Objective: Vitamin K has a potentially beneficial role in insulin resistance, but evidence is limited in humans. We tested the hypothesis that vitamin K supplementation for 36 months will improve insulin resistance in older men and women.
Research design and methods: This was an ancillary study of a 36-month, randomized, double-blind, controlled trial designed to assess the impact of supplementation with 500 microg/day phylloquinone on bone loss. Study participants were older nondiabetic men and women (n = 355; aged 60-80 years; 60% women). The primary outcome of this study was insulin resistance as measured by homeostasis model assessment (HOMA-IR) at 36 months. Fasting plasma insulin and glucose were examined as the secondary outcomes.
Results: The effect of 36-month vitamin K supplementation on HOMA-IR differed by sex (sex x treatment interaction P = 0.02). HOMA-IR was statistically significantly lower at the 36-month visit among men in the supplement group versus the men in the control group (P = 0.01) after adjustment for baseline HOMA-IR, BMI, and body weight change.

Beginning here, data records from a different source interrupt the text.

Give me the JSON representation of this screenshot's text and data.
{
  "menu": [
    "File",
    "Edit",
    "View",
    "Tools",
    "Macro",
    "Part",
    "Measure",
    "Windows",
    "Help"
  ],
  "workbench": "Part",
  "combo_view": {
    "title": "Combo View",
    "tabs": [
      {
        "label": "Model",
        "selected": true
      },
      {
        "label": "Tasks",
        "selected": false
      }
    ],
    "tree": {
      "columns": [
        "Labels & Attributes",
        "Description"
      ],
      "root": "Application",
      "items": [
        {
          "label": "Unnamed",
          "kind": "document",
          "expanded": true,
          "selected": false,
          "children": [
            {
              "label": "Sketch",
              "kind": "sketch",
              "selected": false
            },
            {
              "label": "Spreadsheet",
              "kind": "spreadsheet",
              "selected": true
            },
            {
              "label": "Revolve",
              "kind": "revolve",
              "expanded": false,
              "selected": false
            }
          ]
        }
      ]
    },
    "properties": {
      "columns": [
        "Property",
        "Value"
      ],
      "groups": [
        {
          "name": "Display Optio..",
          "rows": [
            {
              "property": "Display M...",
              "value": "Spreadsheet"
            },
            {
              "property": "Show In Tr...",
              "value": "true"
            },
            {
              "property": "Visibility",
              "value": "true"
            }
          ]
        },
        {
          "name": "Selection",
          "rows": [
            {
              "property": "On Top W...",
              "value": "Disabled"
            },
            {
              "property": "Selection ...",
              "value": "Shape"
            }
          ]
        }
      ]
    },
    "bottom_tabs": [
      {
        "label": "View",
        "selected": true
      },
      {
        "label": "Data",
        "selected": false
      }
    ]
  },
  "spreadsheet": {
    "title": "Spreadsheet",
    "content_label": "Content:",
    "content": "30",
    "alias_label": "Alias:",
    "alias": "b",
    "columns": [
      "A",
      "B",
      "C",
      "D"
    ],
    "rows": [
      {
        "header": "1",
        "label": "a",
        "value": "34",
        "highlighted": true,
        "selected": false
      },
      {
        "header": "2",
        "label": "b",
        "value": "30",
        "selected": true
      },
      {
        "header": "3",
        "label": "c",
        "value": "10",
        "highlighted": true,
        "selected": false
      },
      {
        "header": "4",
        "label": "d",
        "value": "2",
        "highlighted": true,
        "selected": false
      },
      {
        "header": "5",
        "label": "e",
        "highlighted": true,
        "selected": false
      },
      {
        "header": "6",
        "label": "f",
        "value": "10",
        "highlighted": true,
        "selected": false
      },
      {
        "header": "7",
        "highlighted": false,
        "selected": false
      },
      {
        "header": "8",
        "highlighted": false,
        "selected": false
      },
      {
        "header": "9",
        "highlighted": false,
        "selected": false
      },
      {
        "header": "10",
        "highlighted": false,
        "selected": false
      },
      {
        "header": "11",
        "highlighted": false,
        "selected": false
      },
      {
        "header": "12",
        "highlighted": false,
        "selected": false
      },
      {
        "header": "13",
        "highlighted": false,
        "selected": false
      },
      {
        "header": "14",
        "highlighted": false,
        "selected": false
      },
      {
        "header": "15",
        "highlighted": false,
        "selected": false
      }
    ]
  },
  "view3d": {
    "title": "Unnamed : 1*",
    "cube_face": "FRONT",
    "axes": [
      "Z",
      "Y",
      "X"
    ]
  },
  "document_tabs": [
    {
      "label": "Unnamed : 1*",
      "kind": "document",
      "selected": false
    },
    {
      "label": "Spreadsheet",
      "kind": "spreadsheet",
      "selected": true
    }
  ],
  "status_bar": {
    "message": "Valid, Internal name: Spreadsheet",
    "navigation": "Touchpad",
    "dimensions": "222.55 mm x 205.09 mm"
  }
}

There were no statistically significant differences in outcome measures between intervention groups in women.
Conclusions: Vitamin K supplementation for 36 months at doses attainable in the diet may reduce progression of insulin resistance in older men.
Trial registration: ClinicalTrials.gov NCT00183001.